This may sound a touch tangential, but I watched a video of Saul Williams talking about how he creates his style yesterday. He said he wanted to write music that people could relate to but instead of looking at people to see the common threads that make up society, he chose to look at the threads that made him. He said that even though I may have my own well and my neighbor may also have his own well, and we take different paths in order to get our water, I’d be a fool not to know that the water that I drink comes from the same underground pool as my neighbor’s. In the same way, even though different individuals take different paths in life, deep down we’re all driven by the same desires and insecurities. Thus rapping about these themes makes his music relatable.
At first, I questioned his ability to either remain pertinent after over generalizing or avoid playing on the qualities that make him unique from humanity in general, thus isolating himself instead of being relatable, and while I still think those issues remain, I realized how trivial they were to the larger statement Williams had made. He had made an interesting point sociologically, that we are essentially the same and that we find everyone else by finding ourselves. But should this be true, then the I is not unique at all, which worries me. And while I immediately recognize and criticize this as an egoism, I’d still like to be unique. So I then decided, If only to ease my anxiety, that Saul couldn’t have it right.
So then I thought about the author Hesse or more specifically, my English teacher’s interpretation of his ideas. Regardless, the idea is that the qualities of other people that we can recognize are qualities of ourselves. For instance, I can only recognize someone else’s insecurity if I feel the same insecurity. This interpretation of Hesse would easily explain the ideas that Williams presents. We may not all come from the same pool of water but we can all recognize the mutual component of water in each other’s chemical makeup.

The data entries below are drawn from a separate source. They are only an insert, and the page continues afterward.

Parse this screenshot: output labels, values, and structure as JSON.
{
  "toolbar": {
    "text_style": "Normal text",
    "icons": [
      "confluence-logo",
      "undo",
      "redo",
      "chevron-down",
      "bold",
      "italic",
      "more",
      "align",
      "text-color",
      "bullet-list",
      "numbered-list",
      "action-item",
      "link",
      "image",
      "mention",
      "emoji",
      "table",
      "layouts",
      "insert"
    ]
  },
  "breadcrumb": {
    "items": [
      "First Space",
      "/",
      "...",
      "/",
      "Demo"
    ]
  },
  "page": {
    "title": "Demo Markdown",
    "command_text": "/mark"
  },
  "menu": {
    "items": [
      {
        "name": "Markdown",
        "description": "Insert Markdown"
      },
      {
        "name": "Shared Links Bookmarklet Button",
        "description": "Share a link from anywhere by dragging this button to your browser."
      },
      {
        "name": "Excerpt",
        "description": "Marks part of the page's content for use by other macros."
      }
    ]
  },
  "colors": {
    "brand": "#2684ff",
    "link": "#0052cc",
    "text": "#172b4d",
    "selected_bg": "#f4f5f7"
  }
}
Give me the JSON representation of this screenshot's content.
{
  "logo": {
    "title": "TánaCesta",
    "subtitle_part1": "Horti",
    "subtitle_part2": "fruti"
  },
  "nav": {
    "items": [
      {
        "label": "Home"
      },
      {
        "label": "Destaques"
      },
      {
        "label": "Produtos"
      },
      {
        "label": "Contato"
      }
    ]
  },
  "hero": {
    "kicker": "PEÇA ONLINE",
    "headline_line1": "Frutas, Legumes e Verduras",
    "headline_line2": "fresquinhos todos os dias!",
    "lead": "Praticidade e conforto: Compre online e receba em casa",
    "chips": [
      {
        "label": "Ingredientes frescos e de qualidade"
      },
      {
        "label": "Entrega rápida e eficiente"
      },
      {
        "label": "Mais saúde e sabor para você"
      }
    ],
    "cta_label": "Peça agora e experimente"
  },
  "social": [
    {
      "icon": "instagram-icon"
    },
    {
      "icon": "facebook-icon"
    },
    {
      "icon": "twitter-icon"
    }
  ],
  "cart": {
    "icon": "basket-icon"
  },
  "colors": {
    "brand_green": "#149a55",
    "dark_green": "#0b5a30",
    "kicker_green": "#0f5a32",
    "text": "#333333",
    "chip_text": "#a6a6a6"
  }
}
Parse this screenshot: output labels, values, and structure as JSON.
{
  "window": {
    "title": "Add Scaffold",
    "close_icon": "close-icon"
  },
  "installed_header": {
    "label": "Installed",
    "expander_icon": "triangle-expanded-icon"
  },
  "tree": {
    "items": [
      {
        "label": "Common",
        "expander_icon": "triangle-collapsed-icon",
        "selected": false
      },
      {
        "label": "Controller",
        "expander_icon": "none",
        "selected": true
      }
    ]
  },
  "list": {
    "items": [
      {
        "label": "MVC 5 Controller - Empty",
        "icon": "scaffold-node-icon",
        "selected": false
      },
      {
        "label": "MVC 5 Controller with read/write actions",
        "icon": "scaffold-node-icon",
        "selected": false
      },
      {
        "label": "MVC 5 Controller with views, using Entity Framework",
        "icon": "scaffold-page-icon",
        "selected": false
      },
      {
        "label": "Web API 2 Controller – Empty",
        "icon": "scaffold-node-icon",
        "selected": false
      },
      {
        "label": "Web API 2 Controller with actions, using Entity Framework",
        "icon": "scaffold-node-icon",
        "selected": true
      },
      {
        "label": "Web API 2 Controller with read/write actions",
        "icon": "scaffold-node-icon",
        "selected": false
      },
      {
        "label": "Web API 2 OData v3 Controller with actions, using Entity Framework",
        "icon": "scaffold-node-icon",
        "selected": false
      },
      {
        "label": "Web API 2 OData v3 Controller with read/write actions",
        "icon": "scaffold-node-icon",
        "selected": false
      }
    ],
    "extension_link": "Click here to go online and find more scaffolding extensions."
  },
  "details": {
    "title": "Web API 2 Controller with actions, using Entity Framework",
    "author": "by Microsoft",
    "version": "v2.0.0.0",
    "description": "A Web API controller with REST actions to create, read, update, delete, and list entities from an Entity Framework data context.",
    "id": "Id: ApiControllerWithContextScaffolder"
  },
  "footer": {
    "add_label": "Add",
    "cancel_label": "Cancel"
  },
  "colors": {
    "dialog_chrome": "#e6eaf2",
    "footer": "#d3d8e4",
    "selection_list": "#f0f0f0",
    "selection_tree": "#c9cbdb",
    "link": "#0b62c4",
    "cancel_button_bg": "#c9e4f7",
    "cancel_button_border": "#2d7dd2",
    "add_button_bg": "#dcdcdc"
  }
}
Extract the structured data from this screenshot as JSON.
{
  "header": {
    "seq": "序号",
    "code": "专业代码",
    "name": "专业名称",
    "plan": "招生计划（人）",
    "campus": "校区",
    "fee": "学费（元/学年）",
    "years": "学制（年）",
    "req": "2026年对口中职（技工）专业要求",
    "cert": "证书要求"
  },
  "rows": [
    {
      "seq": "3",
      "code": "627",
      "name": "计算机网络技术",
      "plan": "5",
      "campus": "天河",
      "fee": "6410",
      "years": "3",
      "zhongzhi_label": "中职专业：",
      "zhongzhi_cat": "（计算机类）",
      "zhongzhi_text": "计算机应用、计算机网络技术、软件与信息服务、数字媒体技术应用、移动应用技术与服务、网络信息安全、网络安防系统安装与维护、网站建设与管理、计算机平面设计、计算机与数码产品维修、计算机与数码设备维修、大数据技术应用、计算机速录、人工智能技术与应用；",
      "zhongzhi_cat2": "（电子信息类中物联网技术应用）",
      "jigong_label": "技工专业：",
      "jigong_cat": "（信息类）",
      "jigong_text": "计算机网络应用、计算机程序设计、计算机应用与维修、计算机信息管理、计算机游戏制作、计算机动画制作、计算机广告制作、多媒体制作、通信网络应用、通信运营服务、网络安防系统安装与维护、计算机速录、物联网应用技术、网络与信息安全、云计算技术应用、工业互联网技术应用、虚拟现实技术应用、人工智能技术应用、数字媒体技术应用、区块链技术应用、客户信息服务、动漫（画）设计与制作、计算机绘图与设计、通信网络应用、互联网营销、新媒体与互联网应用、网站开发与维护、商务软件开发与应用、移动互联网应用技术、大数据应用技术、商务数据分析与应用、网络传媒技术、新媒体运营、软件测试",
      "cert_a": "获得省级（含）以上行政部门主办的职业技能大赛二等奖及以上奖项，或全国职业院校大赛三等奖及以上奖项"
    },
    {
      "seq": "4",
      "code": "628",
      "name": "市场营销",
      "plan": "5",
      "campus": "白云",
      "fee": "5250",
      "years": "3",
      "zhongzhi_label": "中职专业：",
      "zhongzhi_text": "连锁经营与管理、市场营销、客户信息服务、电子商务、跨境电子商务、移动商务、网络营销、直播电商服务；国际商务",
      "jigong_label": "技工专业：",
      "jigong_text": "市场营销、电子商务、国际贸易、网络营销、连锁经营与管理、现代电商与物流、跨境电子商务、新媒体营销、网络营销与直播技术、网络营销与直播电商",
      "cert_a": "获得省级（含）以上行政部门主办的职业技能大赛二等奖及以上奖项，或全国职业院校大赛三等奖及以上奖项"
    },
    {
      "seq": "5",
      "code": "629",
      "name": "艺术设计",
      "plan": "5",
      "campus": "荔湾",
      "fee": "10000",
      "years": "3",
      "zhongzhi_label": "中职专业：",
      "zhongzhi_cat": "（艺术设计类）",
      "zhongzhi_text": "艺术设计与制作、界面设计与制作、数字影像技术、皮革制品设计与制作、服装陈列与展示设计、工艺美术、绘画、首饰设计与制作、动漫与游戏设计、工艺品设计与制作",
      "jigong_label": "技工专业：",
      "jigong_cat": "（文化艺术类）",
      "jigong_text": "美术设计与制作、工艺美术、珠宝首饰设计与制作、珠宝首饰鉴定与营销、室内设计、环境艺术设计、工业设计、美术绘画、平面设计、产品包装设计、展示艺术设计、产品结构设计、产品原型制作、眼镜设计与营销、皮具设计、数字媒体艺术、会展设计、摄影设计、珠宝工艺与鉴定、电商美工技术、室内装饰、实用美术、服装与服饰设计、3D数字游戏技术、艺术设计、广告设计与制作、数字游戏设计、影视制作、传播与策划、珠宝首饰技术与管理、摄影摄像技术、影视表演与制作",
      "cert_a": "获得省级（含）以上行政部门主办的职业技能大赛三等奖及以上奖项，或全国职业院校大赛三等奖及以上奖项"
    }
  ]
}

I guess I don’t really have too many objections to this idea but it still doesn’t sit well with me. I feel almost marginalized by the idea that I, or at least the perception that others have of me is altered with every perspective. I am in this case literally the sum of other’s projections of themselves onto me. Again, an egoism takes over and drives me to say this is wrong. I am much more concrete. It’s everyone else I can’t be sure about. Cartesian shit you know.
So last try, my thoughts fall upon the opening chapters of Totality and Infinity by Levinas. My boy Emmanuel starts out by establishing that if the I is the only person we actually know, and it is not concrete, then as we develop we become an other to ourselves from the same perspective. So I am myself and not myself at the same time which can’t happen so the only way things work is if I am concrete and consistent.
Now this I like, but Levinas continues. He then argues that we cannot define the other with imposing projections of ourselves onto him so we have to allow them to maintain their alterity. We are thus limited to our own perspective.
Now you’re thinking, what the hell, Lucas? You’ve just rambled and wasted my time. This has nothing to do with your original discussion about arrival and departure, which is a good point cause I’d be real lost too.
So I’ve arrived here as a blogger. Which means I’ve left my previous position as a “not blogger(?)” but to me there’s not a difference. I guess, I’m the same person simply in a different place. The only real difference is that now I’ve opened my thoughts to screen to screen discourse (Levinas stressed face to face discourse as the only avenue for an ethical/non totalizing relationship with the other. Screen to screen is as close as a blogger can get).
I don’t know. That was pretty disappointing. Sorry to waste your time. That was quite anticlimactic, but for my first attempt, that’s all I’ve got.